• Instructions for the task: Please copy out each line of the entries in which "DDOS攻击源确认" appears.

##########

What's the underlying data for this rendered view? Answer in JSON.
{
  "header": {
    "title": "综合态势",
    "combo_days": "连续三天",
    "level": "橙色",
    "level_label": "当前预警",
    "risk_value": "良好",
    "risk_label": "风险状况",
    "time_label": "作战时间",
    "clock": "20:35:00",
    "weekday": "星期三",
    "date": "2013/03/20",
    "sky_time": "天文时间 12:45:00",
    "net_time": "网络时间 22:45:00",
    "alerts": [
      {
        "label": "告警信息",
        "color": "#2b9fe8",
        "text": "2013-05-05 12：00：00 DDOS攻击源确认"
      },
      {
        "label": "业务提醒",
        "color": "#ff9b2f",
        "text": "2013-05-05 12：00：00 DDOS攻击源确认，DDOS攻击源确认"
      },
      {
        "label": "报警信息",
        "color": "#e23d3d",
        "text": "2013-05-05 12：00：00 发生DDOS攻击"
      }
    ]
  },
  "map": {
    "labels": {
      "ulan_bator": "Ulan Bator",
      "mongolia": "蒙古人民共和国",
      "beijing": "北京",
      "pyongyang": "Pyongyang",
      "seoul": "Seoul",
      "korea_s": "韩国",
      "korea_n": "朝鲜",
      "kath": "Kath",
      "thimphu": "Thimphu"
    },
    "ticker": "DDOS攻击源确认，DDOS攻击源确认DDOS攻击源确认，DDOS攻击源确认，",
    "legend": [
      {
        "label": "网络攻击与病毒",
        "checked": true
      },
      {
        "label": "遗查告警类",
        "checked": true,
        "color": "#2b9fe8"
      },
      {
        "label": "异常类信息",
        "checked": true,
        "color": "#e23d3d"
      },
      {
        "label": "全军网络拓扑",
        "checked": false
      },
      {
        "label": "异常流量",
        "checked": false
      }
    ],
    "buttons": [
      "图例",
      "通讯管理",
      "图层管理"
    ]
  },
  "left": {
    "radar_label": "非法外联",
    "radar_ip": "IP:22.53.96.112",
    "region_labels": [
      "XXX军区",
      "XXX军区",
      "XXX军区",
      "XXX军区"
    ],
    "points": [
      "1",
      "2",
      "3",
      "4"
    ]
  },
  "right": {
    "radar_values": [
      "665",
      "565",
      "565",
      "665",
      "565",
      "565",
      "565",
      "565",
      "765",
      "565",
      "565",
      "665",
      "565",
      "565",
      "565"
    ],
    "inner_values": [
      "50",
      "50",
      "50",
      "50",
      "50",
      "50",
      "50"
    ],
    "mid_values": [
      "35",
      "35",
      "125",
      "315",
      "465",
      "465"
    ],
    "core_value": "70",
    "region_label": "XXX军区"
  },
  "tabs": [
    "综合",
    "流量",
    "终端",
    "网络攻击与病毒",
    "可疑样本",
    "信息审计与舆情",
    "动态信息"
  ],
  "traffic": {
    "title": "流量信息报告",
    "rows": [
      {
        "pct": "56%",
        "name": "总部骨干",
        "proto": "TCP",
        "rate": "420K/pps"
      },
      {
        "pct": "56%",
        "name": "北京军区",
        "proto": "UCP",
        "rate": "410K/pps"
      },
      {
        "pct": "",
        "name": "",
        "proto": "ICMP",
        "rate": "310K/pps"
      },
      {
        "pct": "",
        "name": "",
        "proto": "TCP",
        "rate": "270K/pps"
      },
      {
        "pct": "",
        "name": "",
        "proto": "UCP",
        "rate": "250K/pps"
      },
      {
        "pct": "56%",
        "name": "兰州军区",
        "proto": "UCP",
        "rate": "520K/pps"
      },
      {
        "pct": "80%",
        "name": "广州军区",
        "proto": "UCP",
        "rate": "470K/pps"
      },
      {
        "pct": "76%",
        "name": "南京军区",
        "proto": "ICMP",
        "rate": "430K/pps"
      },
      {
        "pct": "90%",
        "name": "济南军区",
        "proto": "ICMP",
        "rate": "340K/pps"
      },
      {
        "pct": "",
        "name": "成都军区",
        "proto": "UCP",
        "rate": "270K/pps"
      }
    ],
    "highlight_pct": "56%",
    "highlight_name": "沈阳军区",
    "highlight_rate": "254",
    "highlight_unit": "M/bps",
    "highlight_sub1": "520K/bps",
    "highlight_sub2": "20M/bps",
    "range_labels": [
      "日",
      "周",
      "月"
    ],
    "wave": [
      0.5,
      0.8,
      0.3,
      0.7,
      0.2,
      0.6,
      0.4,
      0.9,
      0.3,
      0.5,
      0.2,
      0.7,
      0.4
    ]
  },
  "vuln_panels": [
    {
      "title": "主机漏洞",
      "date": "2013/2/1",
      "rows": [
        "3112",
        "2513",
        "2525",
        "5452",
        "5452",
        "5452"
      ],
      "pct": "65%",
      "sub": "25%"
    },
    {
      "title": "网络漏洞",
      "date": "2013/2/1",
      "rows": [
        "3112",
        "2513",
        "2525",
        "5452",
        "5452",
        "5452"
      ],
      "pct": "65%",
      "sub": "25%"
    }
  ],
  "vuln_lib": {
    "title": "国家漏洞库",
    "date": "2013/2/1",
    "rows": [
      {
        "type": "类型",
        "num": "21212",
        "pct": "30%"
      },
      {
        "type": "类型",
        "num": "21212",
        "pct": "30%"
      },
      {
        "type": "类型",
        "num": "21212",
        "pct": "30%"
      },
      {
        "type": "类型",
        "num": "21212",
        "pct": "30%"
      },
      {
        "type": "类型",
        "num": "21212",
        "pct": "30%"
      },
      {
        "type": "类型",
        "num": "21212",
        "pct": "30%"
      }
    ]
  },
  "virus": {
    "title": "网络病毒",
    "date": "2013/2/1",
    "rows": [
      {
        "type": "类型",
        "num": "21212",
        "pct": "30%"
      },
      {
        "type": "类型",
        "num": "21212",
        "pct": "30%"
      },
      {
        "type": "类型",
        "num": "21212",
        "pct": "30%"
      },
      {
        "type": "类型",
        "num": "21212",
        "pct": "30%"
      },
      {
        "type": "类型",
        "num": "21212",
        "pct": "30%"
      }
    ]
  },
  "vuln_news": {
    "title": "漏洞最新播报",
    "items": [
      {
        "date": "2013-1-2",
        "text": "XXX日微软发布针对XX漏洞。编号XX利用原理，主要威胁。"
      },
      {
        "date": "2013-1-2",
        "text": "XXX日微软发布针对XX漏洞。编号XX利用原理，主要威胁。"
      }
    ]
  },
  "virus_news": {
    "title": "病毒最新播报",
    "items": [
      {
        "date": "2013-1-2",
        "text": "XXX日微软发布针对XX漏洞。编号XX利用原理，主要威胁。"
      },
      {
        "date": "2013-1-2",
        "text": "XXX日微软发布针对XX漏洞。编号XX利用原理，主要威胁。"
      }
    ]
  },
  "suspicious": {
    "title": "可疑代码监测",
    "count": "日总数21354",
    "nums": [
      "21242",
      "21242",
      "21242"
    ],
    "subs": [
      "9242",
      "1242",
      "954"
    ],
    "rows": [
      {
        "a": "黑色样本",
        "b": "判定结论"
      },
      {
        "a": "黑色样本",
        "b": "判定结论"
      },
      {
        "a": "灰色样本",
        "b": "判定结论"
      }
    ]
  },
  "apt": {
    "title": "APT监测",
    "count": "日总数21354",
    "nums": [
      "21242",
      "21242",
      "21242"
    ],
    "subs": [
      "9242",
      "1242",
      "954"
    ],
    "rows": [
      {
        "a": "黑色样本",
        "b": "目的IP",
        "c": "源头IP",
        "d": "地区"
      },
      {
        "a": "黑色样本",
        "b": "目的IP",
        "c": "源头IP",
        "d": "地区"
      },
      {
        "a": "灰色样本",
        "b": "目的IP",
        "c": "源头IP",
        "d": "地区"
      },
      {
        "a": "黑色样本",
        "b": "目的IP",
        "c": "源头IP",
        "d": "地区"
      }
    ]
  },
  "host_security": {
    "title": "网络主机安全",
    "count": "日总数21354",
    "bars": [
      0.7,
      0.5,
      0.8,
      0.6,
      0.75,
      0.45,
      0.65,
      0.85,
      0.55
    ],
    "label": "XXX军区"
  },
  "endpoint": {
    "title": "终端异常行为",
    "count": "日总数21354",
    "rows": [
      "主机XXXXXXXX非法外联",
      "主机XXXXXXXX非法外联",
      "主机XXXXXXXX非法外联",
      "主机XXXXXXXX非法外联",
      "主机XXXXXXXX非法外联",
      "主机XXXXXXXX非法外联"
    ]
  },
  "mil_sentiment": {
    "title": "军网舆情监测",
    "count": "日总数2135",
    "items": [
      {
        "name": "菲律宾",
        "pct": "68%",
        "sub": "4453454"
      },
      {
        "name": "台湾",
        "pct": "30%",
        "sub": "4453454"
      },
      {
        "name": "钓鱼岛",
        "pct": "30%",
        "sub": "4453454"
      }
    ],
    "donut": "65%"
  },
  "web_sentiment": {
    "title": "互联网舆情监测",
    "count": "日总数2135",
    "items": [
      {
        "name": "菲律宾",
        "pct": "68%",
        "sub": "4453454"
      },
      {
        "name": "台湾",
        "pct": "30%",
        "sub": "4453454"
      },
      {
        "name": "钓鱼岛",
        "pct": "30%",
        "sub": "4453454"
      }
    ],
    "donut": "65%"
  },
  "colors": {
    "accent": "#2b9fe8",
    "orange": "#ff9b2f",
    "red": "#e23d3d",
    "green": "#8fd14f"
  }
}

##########

• Reply to the task:
        "text": "2013-05-05 12：00：00 DDOS攻击源确认"
        "text": "2013-05-05 12：00：00 DDOS攻击源确认，DDOS攻击源确认"
    "ticker": "DDOS攻击源确认，DDOS攻击源确认DDOS攻击源确认，DDOS攻击源确认，",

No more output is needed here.